(Records from a collection)
BEGIN

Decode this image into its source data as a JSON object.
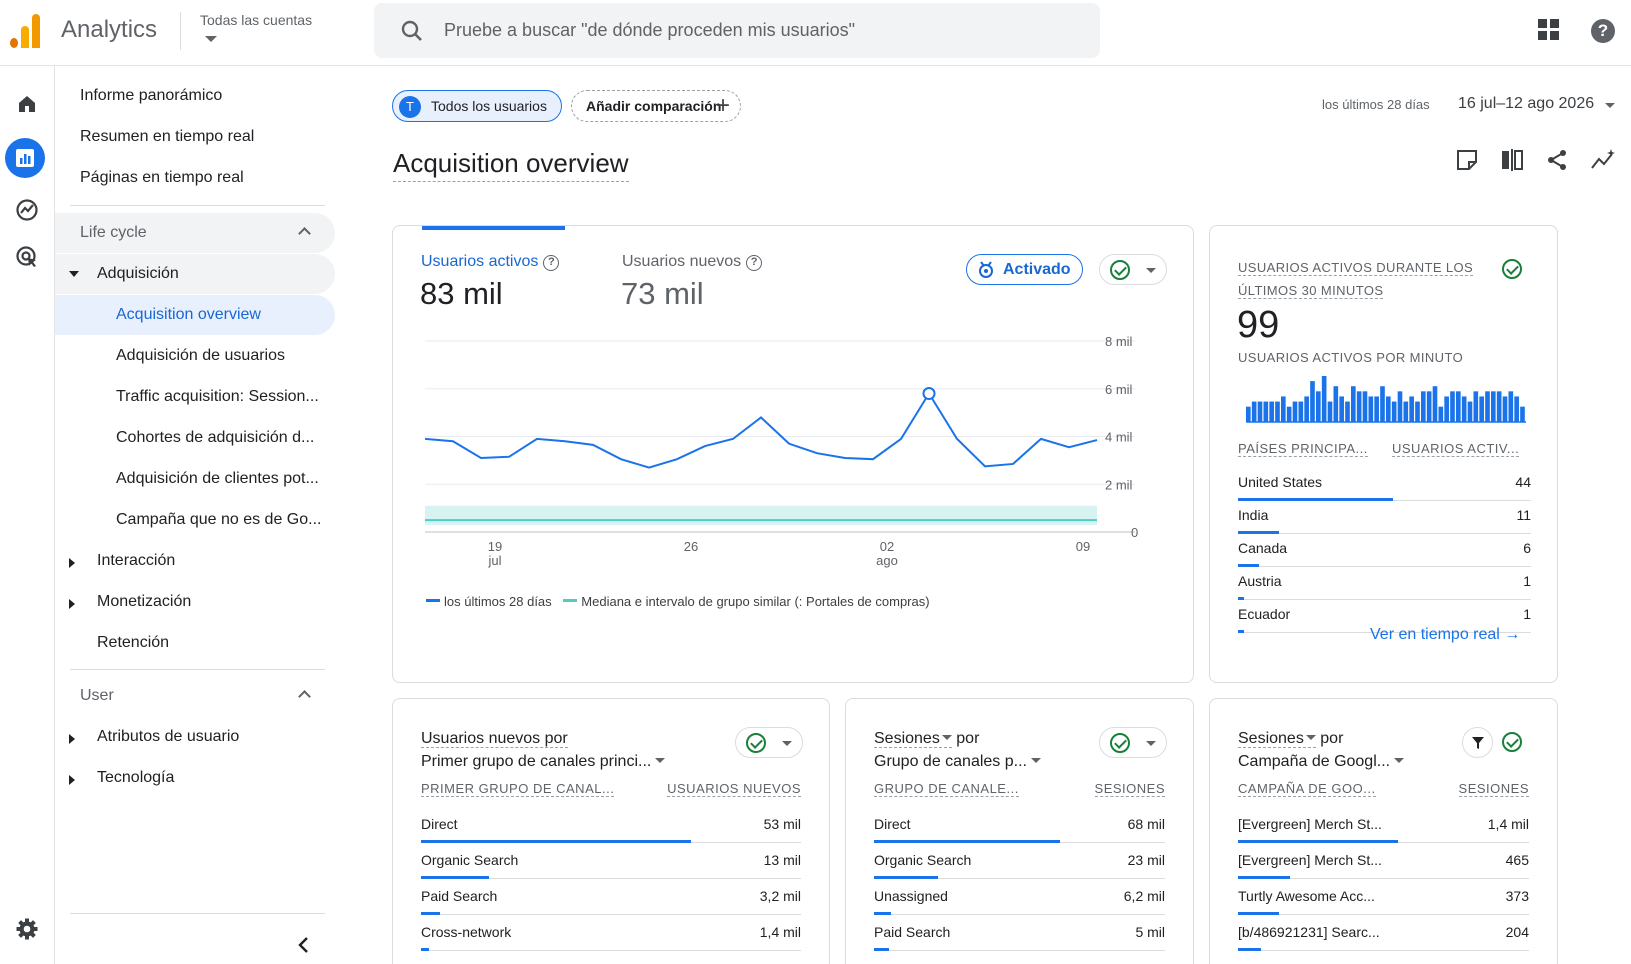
{
  "app": {
    "brand": "Analytics",
    "account": "Todas las cuentas"
  },
  "search": {
    "placeholder": "Pruebe a buscar \"de dónde proceden mis usuarios\""
  },
  "icons": {
    "apps": "apps-grid-icon",
    "help": "help-icon",
    "home": "home-icon",
    "reports": "reports-icon",
    "explore": "explore-icon",
    "advertising": "advertising-icon",
    "settings": "settings-gear-icon"
  },
  "colors": {
    "accent": "#1a73e8",
    "success": "#188038",
    "benchmark": "#4ecdc4"
  },
  "nav": {
    "top": [
      "Informe panorámico",
      "Resumen en tiempo real",
      "Páginas en tiempo real"
    ],
    "lifecycle": "Life cycle",
    "acquisition": "Adquisición",
    "acq_items": [
      "Acquisition overview",
      "Adquisición de usuarios",
      "Traffic acquisition: Session...",
      "Cohortes de adquisición d...",
      "Adquisición de clientes pot...",
      "Campaña que no es de Go..."
    ],
    "engagement": "Interacción",
    "monetization": "Monetización",
    "retention": "Retención",
    "user": "User",
    "user_attrs": "Atributos de usuario",
    "tech": "Tecnología"
  },
  "toolbar": {
    "users_chip": "Todos los usuarios",
    "users_avatar": "T",
    "add_compare": "Añadir comparación",
    "date_label": "los últimos 28 días",
    "date_range": "16 jul–12 ago 2026"
  },
  "page": {
    "title": "Acquisition overview"
  },
  "main_card": {
    "metric1_label": "Usuarios activos",
    "metric1_value": "83 mil",
    "metric2_label": "Usuarios nuevos",
    "metric2_value": "73 mil",
    "badge": "Activado",
    "legend1": "los últimos 28 días",
    "legend2": "Mediana e intervalo de grupo similar (: Portales de compras)"
  },
  "chart_data": {
    "type": "line",
    "y_ticks": [
      "8 mil",
      "6 mil",
      "4 mil",
      "2 mil",
      "0"
    ],
    "ylim": [
      0,
      8000
    ],
    "x_ticks": [
      {
        "day": "19",
        "month": "jul"
      },
      {
        "day": "26",
        "month": ""
      },
      {
        "day": "02",
        "month": "ago"
      },
      {
        "day": "09",
        "month": ""
      }
    ],
    "series": [
      {
        "name": "los últimos 28 días",
        "values": [
          3900,
          3800,
          3100,
          3150,
          3900,
          3800,
          3650,
          3050,
          2700,
          3050,
          3600,
          3900,
          4800,
          3700,
          3300,
          3100,
          3050,
          3900,
          5800,
          3900,
          2750,
          2850,
          3900,
          3550,
          3850
        ]
      },
      {
        "name": "Mediana e intervalo de grupo similar (: Portales de compras)",
        "values": [
          500,
          500,
          500,
          500,
          500,
          500,
          500,
          500,
          500,
          500,
          500,
          500,
          500,
          500,
          500,
          500,
          500,
          500,
          500,
          500,
          500,
          500,
          500,
          500,
          500
        ],
        "band": [
          300,
          1100
        ]
      }
    ]
  },
  "realtime": {
    "title": "USUARIOS ACTIVOS DURANTE LOS ÚLTIMOS 30 MINUTOS",
    "value": "99",
    "per_minute": "USUARIOS ACTIVOS POR MINUTO",
    "minute_bars": [
      3,
      4,
      4,
      4,
      4,
      4,
      5,
      3,
      4,
      4,
      5,
      8,
      6,
      9,
      4,
      7,
      5,
      4,
      7,
      6,
      6,
      5,
      5,
      7,
      5,
      4,
      6,
      4,
      5,
      4,
      6,
      6,
      7,
      3,
      5,
      6,
      6,
      5,
      4,
      6,
      5,
      6,
      6,
      6,
      5,
      6,
      5,
      3
    ],
    "col1": "PAÍSES PRINCIPA...",
    "col2": "USUARIOS ACTIV...",
    "rows": [
      {
        "k": "United States",
        "v": "44",
        "p": 0.53
      },
      {
        "k": "India",
        "v": "11",
        "p": 0.14
      },
      {
        "k": "Canada",
        "v": "6",
        "p": 0.07
      },
      {
        "k": "Austria",
        "v": "1",
        "p": 0.02
      },
      {
        "k": "Ecuador",
        "v": "1",
        "p": 0.02
      }
    ],
    "link": "Ver en tiempo real"
  },
  "card1": {
    "t1": "Usuarios nuevos por",
    "t2": "Primer grupo de canales princi...",
    "col1": "PRIMER GRUPO DE CANAL...",
    "col2": "USUARIOS NUEVOS",
    "rows": [
      {
        "k": "Direct",
        "v": "53 mil",
        "p": 0.71
      },
      {
        "k": "Organic Search",
        "v": "13 mil",
        "p": 0.18
      },
      {
        "k": "Paid Search",
        "v": "3,2 mil",
        "p": 0.05
      },
      {
        "k": "Cross-network",
        "v": "1,4 mil",
        "p": 0.02
      }
    ]
  },
  "card2": {
    "t1a": "Sesiones",
    "t1b": "por",
    "t2": "Grupo de canales p...",
    "col1": "GRUPO DE CANALE...",
    "col2": "SESIONES",
    "rows": [
      {
        "k": "Direct",
        "v": "68 mil",
        "p": 0.64
      },
      {
        "k": "Organic Search",
        "v": "23 mil",
        "p": 0.22
      },
      {
        "k": "Unassigned",
        "v": "6,2 mil",
        "p": 0.06
      },
      {
        "k": "Paid Search",
        "v": "5 mil",
        "p": 0.05
      }
    ]
  },
  "card3": {
    "t1a": "Sesiones",
    "t1b": "por",
    "t2": "Campaña de Googl...",
    "col1": "CAMPAÑA DE GOO...",
    "col2": "SESIONES",
    "rows": [
      {
        "k": "[Evergreen] Merch St...",
        "v": "1,4 mil",
        "p": 0.55
      },
      {
        "k": "[Evergreen] Merch St...",
        "v": "465",
        "p": 0.18
      },
      {
        "k": "Turtly Awesome Acc...",
        "v": "373",
        "p": 0.14
      },
      {
        "k": "[b/486921231] Searc...",
        "v": "204",
        "p": 0.08
      }
    ]
  }
}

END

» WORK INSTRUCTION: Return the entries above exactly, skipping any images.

» RESPONSE TO THIS TASK:
Decode this image into its source data as a JSON object.
{
  "app": {
    "brand": "Analytics",
    "account": "Todas las cuentas"
  },
  "search": {
    "placeholder": "Pruebe a buscar \"de dónde proceden mis usuarios\""
  },
  "icons": {
    "apps": "apps-grid-icon",
    "help": "help-icon",
    "home": "home-icon",
    "reports": "reports-icon",
    "explore": "explore-icon",
    "advertising": "advertising-icon",
    "settings": "settings-gear-icon"
  },
  "colors": {
    "accent": "#1a73e8",
    "success": "#188038",
    "benchmark": "#4ecdc4"
  },
  "nav": {
    "top": [
      "Informe panorámico",
      "Resumen en tiempo real",
      "Páginas en tiempo real"
    ],
    "lifecycle": "Life cycle",
    "acquisition": "Adquisición",
    "acq_items": [
      "Acquisition overview",
      "Adquisición de usuarios",
      "Traffic acquisition: Session...",
      "Cohortes de adquisición d...",
      "Adquisición de clientes pot...",
      "Campaña que no es de Go..."
    ],
    "engagement": "Interacción",
    "monetization": "Monetización",
    "retention": "Retención",
    "user": "User",
    "user_attrs": "Atributos de usuario",
    "tech": "Tecnología"
  },
  "toolbar": {
    "users_chip": "Todos los usuarios",
    "users_avatar": "T",
    "add_compare": "Añadir comparación",
    "date_label": "los últimos 28 días",
    "date_range": "16 jul–12 ago 2026"
  },
  "page": {
    "title": "Acquisition overview"
  },
  "main_card": {
    "metric1_label": "Usuarios activos",
    "metric1_value": "83 mil",
    "metric2_label": "Usuarios nuevos",
    "metric2_value": "73 mil",
    "badge": "Activado",
    "legend1": "los últimos 28 días",
    "legend2": "Mediana e intervalo de grupo similar (: Portales de compras)"
  },
  "chart_data": {
    "type": "line",
    "y_ticks": [
      "8 mil",
      "6 mil",
      "4 mil",
      "2 mil",
      "0"
    ],
    "ylim": [
      0,
      8000
    ],
    "x_ticks": [
      {
        "day": "19",
        "month": "jul"
      },
      {
        "day": "26",
        "month": ""
      },
      {
        "day": "02",
        "month": "ago"
      },
      {
        "day": "09",
        "month": ""
      }
    ],
    "series": [
      {
        "name": "los últimos 28 días",
        "values": [
          3900,
          3800,
          3100,
          3150,
          3900,
          3800,
          3650,
          3050,
          2700,
          3050,
          3600,
          3900,
          4800,
          3700,
          3300,
          3100,
          3050,
          3900,
          5800,
          3900,
          2750,
          2850,
          3900,
          3550,
          3850
        ]
      },
      {
        "name": "Mediana e intervalo de grupo similar (: Portales de compras)",
        "values": [
          500,
          500,
          500,
          500,
          500,
          500,
          500,
          500,
          500,
          500,
          500,
          500,
          500,
          500,
          500,
          500,
          500,
          500,
          500,
          500,
          500,
          500,
          500,
          500,
          500
        ],
        "band": [
          300,
          1100
        ]
      }
    ]
  },
  "realtime": {
    "title": "USUARIOS ACTIVOS DURANTE LOS ÚLTIMOS 30 MINUTOS",
    "value": "99",
    "per_minute": "USUARIOS ACTIVOS POR MINUTO",
    "minute_bars": [
      3,
      4,
      4,
      4,
      4,
      4,
      5,
      3,
      4,
      4,
      5,
      8,
      6,
      9,
      4,
      7,
      5,
      4,
      7,
      6,
      6,
      5,
      5,
      7,
      5,
      4,
      6,
      4,
      5,
      4,
      6,
      6,
      7,
      3,
      5,
      6,
      6,
      5,
      4,
      6,
      5,
      6,
      6,
      6,
      5,
      6,
      5,
      3
    ],
    "col1": "PAÍSES PRINCIPA...",
    "col2": "USUARIOS ACTIV...",
    "rows": [
      {
        "k": "United States",
        "v": "44",
        "p": 0.53
      },
      {
        "k": "India",
        "v": "11",
        "p": 0.14
      },
      {
        "k": "Canada",
        "v": "6",
        "p": 0.07
      },
      {
        "k": "Austria",
        "v": "1",
        "p": 0.02
      },
      {
        "k": "Ecuador",
        "v": "1",
        "p": 0.02
      }
    ],
    "link": "Ver en tiempo real"
  },
  "card1": {
    "t1": "Usuarios nuevos por",
    "t2": "Primer grupo de canales princi...",
    "col1": "PRIMER GRUPO DE CANAL...",
    "col2": "USUARIOS NUEVOS",
    "rows": [
      {
        "k": "Direct",
        "v": "53 mil",
        "p": 0.71
      },
      {
        "k": "Organic Search",
        "v": "13 mil",
        "p": 0.18
      },
      {
        "k": "Paid Search",
        "v": "3,2 mil",
        "p": 0.05
      },
      {
        "k": "Cross-network",
        "v": "1,4 mil",
        "p": 0.02
      }
    ]
  },
  "card2": {
    "t1a": "Sesiones",
    "t1b": "por",
    "t2": "Grupo de canales p...",
    "col1": "GRUPO DE CANALE...",
    "col2": "SESIONES",
    "rows": [
      {
        "k": "Direct",
        "v": "68 mil",
        "p": 0.64
      },
      {
        "k": "Organic Search",
        "v": "23 mil",
        "p": 0.22
      },
      {
        "k": "Unassigned",
        "v": "6,2 mil",
        "p": 0.06
      },
      {
        "k": "Paid Search",
        "v": "5 mil",
        "p": 0.05
      }
    ]
  },
  "card3": {
    "t1a": "Sesiones",
    "t1b": "por",
    "t2": "Campaña de Googl...",
    "col1": "CAMPAÑA DE GOO...",
    "col2": "SESIONES",
    "rows": [
      {
        "k": "[Evergreen] Merch St...",
        "v": "1,4 mil",
        "p": 0.55
      },
      {
        "k": "[Evergreen] Merch St...",
        "v": "465",
        "p": 0.18
      },
      {
        "k": "Turtly Awesome Acc...",
        "v": "373",
        "p": 0.14
      },
      {
        "k": "[b/486921231] Searc...",
        "v": "204",
        "p": 0.08
      }
    ]
  }
}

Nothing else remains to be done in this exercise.